Job {
  Name = client
  Type = Backup
  Client = client-fd
  FileSet = "Full Set"
  Schedule = "WeeklyCycle"
  Storage = File
  Messages = Standard
  Pool = Default
  Full Backup Pool = Full-Pool
  Incremental Backup Pool = Inc-Pool
  Differential Backup Pool = Diff-Pool
  Write Bootstrap = "/home/bacula/working/client.bsr"
  Priority = 10
}
# List of files to be backed up
FileSet {
  Name = "Full Set"
  Include = signature=SHA1 compression=GZIP9 {
    /
    /usr
    /home
  }
  Exclude = {
     /proc /tmp /.journal /.fsck
  }
}
Schedule {
  Name = "WeeklyCycle"
  Run = Full 1st sun at 1:05
  Run = Differential 2nd-5th sun at 1:05
  Run = Incremental mon-sat at 1:05
}
Client {
  Name = client-fd
  Address = client
  FDPort = 9102
  Catalog = MyCatalog
  Password = " "
  AutoPrune = yes      # Prune expired Jobs/Files
  Job Retention = 6 months
  File Retention = 60 days
}
Storage {
  Name = File
  Address = localhost
  SDPort = 9103
  Password = " "
  Device = FileStorage
  Media Type = File
}
Catalog {
  Name = MyCatalog
  dbname = bacula; user = bacula; password = ""
}
Pool {
  Name = Full-Pool
  Pool Type = Backup
  Recycle = yes           # automatically recycle Volumes
  AutoPrune = yes         # Prune expired volumes
  Volume Retention = 6 months
  Maximum Volume Jobs = 1
  Label Format = Full-
  Maximum Volumes = 6
}
Pool {
  Name = Inc-Pool
  Pool Type = Backup
  Recycle = yes           # automatically recycle Volumes
  AutoPrune = yes         # Prune expired volumes
  Volume Retention = 20 days
  Maximum Volume Jobs = 6
  Label Format = Inc-
  Maximum Volumes = 5
}
Pool {
  Name = Diff-Pool
  Pool Type = Backup
  Recycle = yes
  AutoPrune = yes
  Volume Retention = 40 days
  Maximum Volume Jobs = 1
  Label Format = Diff-
  Maximum Volumes = 6
}
Messages {
  Name = Standard
  mailcommand = "bsmtp -h mail.domain.com -f \"\(Bacula\) %r\"
      -s \"Bacula: %t %e of %c %l\" %r"
  operatorcommand = "bsmtp -h mail.domain.com -f \"\(Bacula\) %r\"
      -s \"Bacula: Intervention needed for %j\" %r"
  mail = root@domain.com = all, !skipped
  operator = root@domain.com = mount
  console = all, !skipped, !saved
  append = "/home/bacula/bin/log" = all, !skipped
}

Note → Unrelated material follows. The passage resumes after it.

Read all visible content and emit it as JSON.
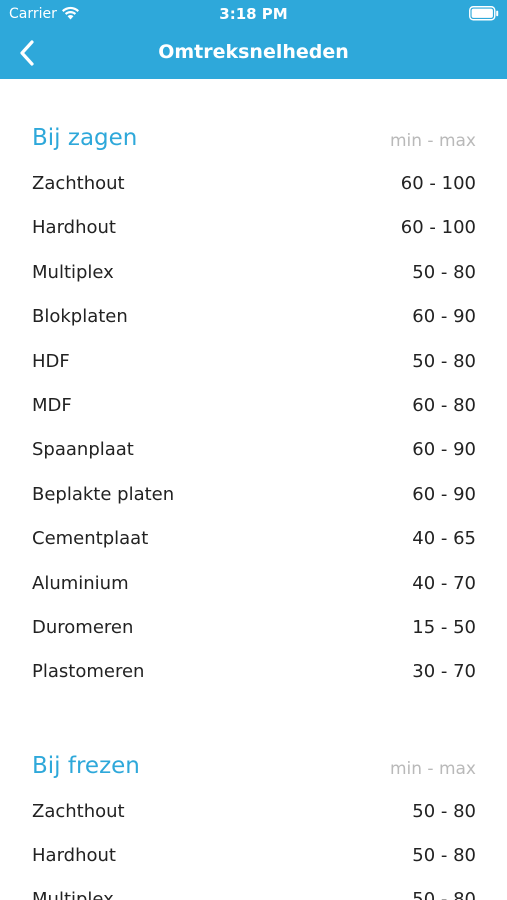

and the Storage daemon's configuration file is:

Storage {               # definition of myself
  Name = bacula-sd
  SDPort = 9103       # Director's port
  WorkingDirectory = "/home/bacula/working"
  Pid Directory = "/home/bacula/working"
}
Director {
  Name = bacula-dir
  Password = " "
}
Device {
  Name = FileStorage
  Media Type = File
  Archive Device = /files/bacula
  LabelMedia = yes;    # lets Bacula label unlabeled media
  Random Access = Yes;
  AutomaticMount = yes;   # when device opened, read it
  RemovableMedia = no;
  AlwaysOpen = no;
}
Messages {
  Name = Standard
  director = bacula-dir = all
}


next up previous contents index
Next: Backup Strategies Up: Bacula User's Guide Previous: DVD Volumes   Contents   Index
Kern Sibbald 2006-07-30